Entries from a dataset of interfaces:
■ ■ ■ ■ ■ ■ ■

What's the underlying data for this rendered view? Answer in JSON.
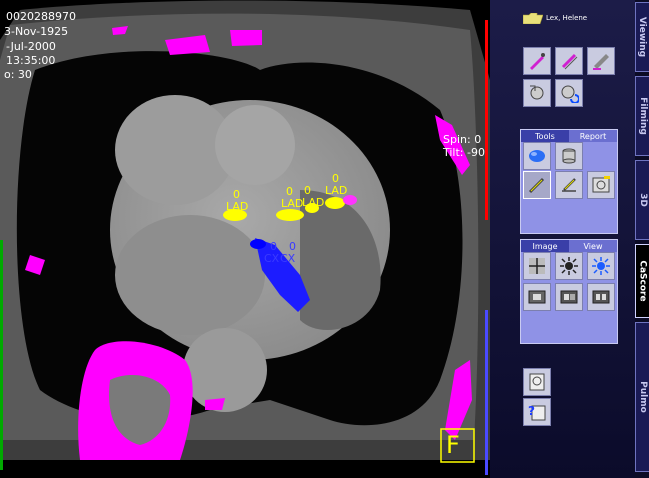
{
  "viewer": {
    "overlay_lines": [
      "0020288970",
      "3-Nov-1925",
      "-Jul-2000",
      "13:35:00",
      "o: 30"
    ],
    "spin_label": "Spin: 0",
    "tilt_label": "Tilt: -90",
    "orientation_marker": "F"
  },
  "annotations": {
    "lad_values": [
      "0",
      "0",
      "0",
      "0"
    ],
    "lad_labels": [
      "LAD",
      "LAD",
      "LAD",
      "LAD"
    ],
    "cx_values": [
      "0",
      "0"
    ],
    "cx_labels": [
      "CX",
      "CX"
    ]
  },
  "patient": {
    "name": "Lex, Helene"
  },
  "tools_tabs": [
    "Tools",
    "Report"
  ],
  "image_tabs": [
    "Image",
    "View"
  ],
  "side_tabs": [
    "Viewing",
    "Filming",
    "3D",
    "CaScore",
    "Pulmo"
  ],
  "active_side_tab": "CaScore",
  "colors": {
    "accent": "#8f92e6",
    "panel": "#1c1c48",
    "calcium_bone": "#ff00ff",
    "lesion_yellow": "#ffff00",
    "lesion_blue": "#0000ff"
  }
}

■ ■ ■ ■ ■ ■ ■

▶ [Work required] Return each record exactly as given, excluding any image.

▶ [Expected answer]
What's the underlying data for this rendered view? Answer in JSON.
{
  "viewer": {
    "overlay_lines": [
      "0020288970",
      "3-Nov-1925",
      "-Jul-2000",
      "13:35:00",
      "o: 30"
    ],
    "spin_label": "Spin: 0",
    "tilt_label": "Tilt: -90",
    "orientation_marker": "F"
  },
  "annotations": {
    "lad_values": [
      "0",
      "0",
      "0",
      "0"
    ],
    "lad_labels": [
      "LAD",
      "LAD",
      "LAD",
      "LAD"
    ],
    "cx_values": [
      "0",
      "0"
    ],
    "cx_labels": [
      "CX",
      "CX"
    ]
  },
  "patient": {
    "name": "Lex, Helene"
  },
  "tools_tabs": [
    "Tools",
    "Report"
  ],
  "image_tabs": [
    "Image",
    "View"
  ],
  "side_tabs": [
    "Viewing",
    "Filming",
    "3D",
    "CaScore",
    "Pulmo"
  ],
  "active_side_tab": "CaScore",
  "colors": {
    "accent": "#8f92e6",
    "panel": "#1c1c48",
    "calcium_bone": "#ff00ff",
    "lesion_yellow": "#ffff00",
    "lesion_blue": "#0000ff"
  }
}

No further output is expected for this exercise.